Chapter 10 (“A case of temporary (extended) “hard quotas”: Gender diversity in Italian banks”) analyses gender diversity in Italian banks starting from the regulatory framework; first and foremost, the Golfo-Mosca Law, which was reiterated with amendments by the 2020 Budget Law. Alongside these regulations, the chapter illustrates numerous additional initiatives, such as the establishment of an Observatory that studies and promotes gender equality by the Bank of Italy, together with the Department for Equal Opportunities of the Italian Presidency of the Council of Ministers and Italian Companies and Exchange Commission (Commissione Nazionale per le Società e la Borsa, CONSOB). Another initiative is the charter by the Italian Banking Association inviting signatories to strengthen their governance following the principles of inclusiveness and equal opportunities. Not least, the proposal by the Bank of Italy, following its 2015 diversity benchmark, to introduce a gender quota in the administrative and control bodies of banks, which recently became an integral part of the provisions on corporate governance in Italian banks. The chapter ends with an analysis and commentary on the female presence and gender pay gap in Italian banks (with a focus on listed banks) based on data extrapolated from corporate governance and remuneration policies reports.

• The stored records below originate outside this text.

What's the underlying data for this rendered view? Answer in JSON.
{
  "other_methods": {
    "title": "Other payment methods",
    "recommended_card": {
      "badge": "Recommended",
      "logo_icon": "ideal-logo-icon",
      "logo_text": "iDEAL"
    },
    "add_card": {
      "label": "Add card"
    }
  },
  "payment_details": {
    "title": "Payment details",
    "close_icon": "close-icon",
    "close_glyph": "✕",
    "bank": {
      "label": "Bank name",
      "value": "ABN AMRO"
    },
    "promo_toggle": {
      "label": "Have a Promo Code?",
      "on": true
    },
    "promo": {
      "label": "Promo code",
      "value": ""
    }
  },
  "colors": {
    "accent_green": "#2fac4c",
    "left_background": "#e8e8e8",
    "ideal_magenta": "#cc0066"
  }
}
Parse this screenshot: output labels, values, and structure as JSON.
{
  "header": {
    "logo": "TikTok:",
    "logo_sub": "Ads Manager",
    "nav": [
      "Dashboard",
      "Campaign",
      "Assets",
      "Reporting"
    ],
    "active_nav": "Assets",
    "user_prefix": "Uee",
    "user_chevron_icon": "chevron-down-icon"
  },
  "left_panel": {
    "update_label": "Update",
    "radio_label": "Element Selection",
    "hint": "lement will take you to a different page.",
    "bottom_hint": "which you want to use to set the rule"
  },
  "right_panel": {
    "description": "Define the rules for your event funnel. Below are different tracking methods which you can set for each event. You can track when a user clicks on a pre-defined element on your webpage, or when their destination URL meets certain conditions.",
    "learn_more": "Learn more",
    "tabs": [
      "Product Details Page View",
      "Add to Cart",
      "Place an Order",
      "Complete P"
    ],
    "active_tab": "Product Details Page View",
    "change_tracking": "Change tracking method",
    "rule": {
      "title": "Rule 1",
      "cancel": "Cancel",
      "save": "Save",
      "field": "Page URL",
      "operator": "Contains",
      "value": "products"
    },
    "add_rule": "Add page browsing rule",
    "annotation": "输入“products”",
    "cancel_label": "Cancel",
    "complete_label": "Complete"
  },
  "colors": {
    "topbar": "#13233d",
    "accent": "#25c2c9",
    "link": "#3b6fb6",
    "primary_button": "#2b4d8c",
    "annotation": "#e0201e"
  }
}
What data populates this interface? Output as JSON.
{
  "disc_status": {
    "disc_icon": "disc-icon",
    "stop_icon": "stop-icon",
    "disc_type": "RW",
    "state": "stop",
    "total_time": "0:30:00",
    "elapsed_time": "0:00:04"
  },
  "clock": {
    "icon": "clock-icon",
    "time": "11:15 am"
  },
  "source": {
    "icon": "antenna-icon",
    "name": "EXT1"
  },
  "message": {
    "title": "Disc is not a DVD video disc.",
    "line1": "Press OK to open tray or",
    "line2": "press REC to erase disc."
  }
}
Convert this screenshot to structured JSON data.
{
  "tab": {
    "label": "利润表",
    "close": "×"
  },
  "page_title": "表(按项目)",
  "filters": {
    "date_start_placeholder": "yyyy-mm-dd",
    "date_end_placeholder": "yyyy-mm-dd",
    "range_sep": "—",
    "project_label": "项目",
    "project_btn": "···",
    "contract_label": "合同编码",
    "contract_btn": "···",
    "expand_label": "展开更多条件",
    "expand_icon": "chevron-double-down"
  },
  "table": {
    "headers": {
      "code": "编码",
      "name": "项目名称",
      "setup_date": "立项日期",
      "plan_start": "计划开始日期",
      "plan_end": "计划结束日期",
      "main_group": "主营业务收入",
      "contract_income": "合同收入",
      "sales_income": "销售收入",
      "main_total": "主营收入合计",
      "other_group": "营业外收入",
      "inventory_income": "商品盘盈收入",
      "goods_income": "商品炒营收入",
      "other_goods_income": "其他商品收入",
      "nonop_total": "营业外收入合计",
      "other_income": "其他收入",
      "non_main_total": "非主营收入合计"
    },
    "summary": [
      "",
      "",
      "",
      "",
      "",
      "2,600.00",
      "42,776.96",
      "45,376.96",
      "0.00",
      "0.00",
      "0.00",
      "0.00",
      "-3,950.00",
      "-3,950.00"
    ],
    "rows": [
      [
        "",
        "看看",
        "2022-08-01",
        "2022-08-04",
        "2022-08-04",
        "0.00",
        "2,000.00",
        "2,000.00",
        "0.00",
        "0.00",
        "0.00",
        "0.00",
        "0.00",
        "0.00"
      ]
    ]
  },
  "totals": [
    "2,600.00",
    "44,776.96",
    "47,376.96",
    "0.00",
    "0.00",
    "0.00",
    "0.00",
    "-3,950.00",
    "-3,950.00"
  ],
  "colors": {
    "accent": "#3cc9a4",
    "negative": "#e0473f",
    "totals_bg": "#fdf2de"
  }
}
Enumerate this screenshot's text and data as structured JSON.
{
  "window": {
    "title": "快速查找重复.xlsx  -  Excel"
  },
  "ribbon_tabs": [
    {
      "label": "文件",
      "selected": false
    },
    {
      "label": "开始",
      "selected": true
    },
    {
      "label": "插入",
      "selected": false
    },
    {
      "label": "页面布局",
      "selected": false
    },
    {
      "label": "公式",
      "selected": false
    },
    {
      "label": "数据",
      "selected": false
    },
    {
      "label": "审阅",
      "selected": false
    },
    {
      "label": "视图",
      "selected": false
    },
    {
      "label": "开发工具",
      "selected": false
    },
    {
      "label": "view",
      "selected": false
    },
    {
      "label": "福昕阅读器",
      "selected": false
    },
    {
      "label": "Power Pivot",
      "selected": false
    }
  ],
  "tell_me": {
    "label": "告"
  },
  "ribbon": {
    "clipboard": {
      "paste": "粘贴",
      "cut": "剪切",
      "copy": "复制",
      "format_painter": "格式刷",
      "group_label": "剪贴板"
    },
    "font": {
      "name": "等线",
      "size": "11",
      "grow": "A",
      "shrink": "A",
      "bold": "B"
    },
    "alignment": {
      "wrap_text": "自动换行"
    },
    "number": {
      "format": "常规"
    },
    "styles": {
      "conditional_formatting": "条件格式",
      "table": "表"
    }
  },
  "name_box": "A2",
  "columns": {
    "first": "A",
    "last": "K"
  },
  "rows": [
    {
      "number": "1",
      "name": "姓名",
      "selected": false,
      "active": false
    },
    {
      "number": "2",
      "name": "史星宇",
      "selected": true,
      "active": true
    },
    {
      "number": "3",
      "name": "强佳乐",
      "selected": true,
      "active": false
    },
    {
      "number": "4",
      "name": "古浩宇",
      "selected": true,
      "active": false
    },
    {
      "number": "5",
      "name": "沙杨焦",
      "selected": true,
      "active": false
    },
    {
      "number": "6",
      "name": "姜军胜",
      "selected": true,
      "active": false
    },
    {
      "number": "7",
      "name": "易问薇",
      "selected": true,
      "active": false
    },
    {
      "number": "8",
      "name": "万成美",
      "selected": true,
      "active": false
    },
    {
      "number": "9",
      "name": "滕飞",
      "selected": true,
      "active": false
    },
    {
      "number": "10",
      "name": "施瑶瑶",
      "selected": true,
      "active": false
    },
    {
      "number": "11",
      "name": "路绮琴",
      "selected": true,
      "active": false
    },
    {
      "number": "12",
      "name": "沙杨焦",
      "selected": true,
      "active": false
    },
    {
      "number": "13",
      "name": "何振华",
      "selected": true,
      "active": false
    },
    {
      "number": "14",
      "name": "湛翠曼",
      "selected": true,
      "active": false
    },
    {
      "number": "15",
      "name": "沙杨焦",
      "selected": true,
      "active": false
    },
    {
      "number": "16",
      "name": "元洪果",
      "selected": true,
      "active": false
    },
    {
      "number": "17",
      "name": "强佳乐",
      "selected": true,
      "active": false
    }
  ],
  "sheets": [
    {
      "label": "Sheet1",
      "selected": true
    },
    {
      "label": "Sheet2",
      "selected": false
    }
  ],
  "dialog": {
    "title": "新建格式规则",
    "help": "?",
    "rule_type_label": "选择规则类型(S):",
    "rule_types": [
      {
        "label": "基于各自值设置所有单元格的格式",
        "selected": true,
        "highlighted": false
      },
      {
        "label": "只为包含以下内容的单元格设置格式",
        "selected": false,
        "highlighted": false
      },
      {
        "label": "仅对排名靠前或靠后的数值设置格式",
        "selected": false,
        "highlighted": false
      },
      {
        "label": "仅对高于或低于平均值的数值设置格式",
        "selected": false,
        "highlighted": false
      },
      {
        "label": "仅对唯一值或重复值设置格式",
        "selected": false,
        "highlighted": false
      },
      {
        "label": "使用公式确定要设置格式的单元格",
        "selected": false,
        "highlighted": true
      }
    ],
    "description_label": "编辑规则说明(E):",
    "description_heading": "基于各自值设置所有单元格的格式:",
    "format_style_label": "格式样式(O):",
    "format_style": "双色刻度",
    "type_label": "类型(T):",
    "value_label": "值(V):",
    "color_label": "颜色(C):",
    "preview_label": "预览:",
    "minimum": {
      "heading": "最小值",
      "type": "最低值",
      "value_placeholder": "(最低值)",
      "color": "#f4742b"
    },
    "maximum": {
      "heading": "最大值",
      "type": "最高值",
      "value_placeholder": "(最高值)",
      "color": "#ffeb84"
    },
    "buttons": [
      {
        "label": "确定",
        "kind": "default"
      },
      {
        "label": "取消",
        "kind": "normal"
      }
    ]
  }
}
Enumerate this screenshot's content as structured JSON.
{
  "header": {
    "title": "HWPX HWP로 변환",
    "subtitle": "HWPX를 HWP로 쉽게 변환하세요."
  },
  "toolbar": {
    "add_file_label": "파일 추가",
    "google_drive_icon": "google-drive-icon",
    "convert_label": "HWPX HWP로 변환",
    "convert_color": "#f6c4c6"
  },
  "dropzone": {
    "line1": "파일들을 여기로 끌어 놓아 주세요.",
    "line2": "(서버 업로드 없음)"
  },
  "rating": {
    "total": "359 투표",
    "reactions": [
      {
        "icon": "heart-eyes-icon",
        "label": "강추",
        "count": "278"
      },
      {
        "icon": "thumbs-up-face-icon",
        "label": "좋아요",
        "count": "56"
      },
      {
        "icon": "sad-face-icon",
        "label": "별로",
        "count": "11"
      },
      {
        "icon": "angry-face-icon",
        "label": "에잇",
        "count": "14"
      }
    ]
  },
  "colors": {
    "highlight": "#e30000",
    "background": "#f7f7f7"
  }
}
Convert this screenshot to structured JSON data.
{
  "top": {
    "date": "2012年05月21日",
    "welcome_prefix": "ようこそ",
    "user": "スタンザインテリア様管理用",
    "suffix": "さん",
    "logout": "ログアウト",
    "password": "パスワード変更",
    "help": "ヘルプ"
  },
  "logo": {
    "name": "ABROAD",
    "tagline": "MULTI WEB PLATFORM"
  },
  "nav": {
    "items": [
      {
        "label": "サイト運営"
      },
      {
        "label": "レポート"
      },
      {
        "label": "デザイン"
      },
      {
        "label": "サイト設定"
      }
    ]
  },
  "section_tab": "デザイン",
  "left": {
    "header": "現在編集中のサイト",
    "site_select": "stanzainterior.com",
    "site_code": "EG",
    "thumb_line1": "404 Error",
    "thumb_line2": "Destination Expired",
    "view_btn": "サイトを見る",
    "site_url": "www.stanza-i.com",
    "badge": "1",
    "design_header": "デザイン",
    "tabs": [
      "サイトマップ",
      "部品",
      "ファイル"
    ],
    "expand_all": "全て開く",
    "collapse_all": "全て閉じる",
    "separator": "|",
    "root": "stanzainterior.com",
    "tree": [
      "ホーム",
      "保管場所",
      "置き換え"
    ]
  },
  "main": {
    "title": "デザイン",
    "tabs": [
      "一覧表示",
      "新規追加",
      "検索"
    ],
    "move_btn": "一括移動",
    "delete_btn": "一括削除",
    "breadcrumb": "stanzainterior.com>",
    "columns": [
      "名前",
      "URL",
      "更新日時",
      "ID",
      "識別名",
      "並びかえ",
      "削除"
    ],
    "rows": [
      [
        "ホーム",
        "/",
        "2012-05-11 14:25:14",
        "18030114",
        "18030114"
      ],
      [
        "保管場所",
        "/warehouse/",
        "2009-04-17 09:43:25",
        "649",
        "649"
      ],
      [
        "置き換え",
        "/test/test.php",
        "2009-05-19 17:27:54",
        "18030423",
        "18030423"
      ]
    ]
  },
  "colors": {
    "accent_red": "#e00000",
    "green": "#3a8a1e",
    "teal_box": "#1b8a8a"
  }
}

Chapter 11 (“Proposing a framework for calculating an index on gender equality in financial firms”) opens by underlining the importance of a model that allows the assessment of the gender diversity of financial firms under several analysis profiles, widely discussed in the previous chapters. We propose a model of analysis that is suitable for the construction of an index of gender diversity based on a set of items predetermined according to standards, legal acts, and best practices relevant to the topic. More specifically, the framework consists of 24 items that can be divided into four categories: 1) gender balance in governance bodies and employees; 2) policies promoting gender equality; 3) transparency of the company’s actions towards the community; and 4) equal compensation. In the case of comparison among intermediaries of the same country, the proposed framework can be integrated by considering further elements peculiar to each country. It is a first attempt to fill a gap in the gender diversity literature, where, to the best of our knowledge, there is no framework to calculate a gender equality index that goes beyond the composition of governance bodies and the gender of the board chair and/or CEO.